- It provides interchangeability and flexibility to the data, from which softwares can modify to their specific need.
- It makes collecting data from the web for analysis projects much easier. This is a huge boost for data scrapers and developers who have to normalize data from different sources. For example, suppose we are crawling through data and hit upon an entity described as “BMW”. If it only is a name, the computer has no way of finding out more information about the entity and gets stuck. If it is represented as a URI, we can find more information about its entity description and delve further into its part, properties and so on.
The Journey so far
When we started out, my summer of code Mentor and I discussed the project and planned three phases.
- Pull the data from MongoDB, convert it and store it into the other database.
- Make sure both databases are in sync with each other, so that when additional tracks get created and stored, they should get transferred to the other data store.
- Deploy a running endpoint responding to queries.
During the thirteen weeks, the following three phases actually happened.
- Extract the data into RDF dumps and upload it to a SPARQL server.
- Prevent hackers and unauthorized users from adding data to our Fuseki server.
- Implement autolinking of Open Data with other data sets, for e.g., linking city segment data with LinkedGeodata‘s dataset.
Hence the path deviated from the original one a fair bit. The goals were adjusted in a SCRUM style. Throughout the journey we have gained immense knowledge about architecting such a system, what are the challenges for a particular outcome and which advantages and disadvantages do the existing packages have.
- We discovered that Apache Jena Fuseki doesn’t secure applications the way it mentions, hence we have shifted to a method of sitting behind a reverse proxy, as advised by our mentor.
- In Christian Autermann‘s enviroCar server design, an entity, such as User, is an interface rather than a base class in the enviroCar code. This provides more flexibility to implement structures for data dumps.
The journey ahead
Thinking about a system for a long time gave me the opportunity to gain insights on the system we are trying to build and how it would develop in the future. Also it will help users to build new exciting features and applications around the project
Features like in built configurations for SPARQL servers , option to switch between on the fly updates and RDF dumps and full fledged automatic data linking are features that come up first and not far away from implementation
It’s been a long thirteen weeks with amazing learning and knowledge gained. I have to give credit to my Mentor Mr.Carsten Kessler for being a fantastic mentor and helping me out in the world of Linked Data and Spatial Semantics.

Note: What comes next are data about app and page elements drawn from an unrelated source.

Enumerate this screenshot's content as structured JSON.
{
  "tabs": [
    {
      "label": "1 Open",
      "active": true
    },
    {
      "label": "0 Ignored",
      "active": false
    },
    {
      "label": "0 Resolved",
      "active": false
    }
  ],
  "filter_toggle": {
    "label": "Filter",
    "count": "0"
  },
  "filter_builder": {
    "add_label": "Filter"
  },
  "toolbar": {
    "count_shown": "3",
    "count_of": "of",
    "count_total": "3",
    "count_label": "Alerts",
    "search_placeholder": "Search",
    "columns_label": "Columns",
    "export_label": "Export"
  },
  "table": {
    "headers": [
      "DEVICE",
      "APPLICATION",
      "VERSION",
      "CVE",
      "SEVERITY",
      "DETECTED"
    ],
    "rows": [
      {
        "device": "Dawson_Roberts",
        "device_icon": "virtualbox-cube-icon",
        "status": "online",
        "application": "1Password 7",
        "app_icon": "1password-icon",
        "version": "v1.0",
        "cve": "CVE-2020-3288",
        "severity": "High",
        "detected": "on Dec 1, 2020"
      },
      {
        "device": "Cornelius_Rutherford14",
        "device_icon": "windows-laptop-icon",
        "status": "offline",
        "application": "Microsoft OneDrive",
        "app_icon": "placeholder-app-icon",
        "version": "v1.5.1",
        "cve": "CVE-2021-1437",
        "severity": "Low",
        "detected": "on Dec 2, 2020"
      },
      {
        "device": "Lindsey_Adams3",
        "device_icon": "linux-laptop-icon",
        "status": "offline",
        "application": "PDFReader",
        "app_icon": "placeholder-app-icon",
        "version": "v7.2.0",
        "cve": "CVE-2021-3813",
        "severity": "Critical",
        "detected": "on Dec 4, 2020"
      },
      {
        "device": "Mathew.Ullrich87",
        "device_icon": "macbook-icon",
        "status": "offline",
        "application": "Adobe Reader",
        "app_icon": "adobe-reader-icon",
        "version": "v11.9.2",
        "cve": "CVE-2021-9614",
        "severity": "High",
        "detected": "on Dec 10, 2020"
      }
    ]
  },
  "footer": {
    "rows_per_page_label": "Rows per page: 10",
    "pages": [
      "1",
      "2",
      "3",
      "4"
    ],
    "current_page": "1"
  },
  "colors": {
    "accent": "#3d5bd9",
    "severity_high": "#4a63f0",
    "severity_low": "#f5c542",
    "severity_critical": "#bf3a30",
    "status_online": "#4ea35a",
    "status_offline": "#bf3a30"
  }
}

Also, I would like to thank Daniel for his well planned use of Trello and constantly watching over and helping out throughout the course of the summer. There are some very talented people at 52°North and fantastic projects. I am glad I found this community. It’s come to an end all to soon and I have learned many lessons. A heartfelt thanks to all!
The key resources for the project: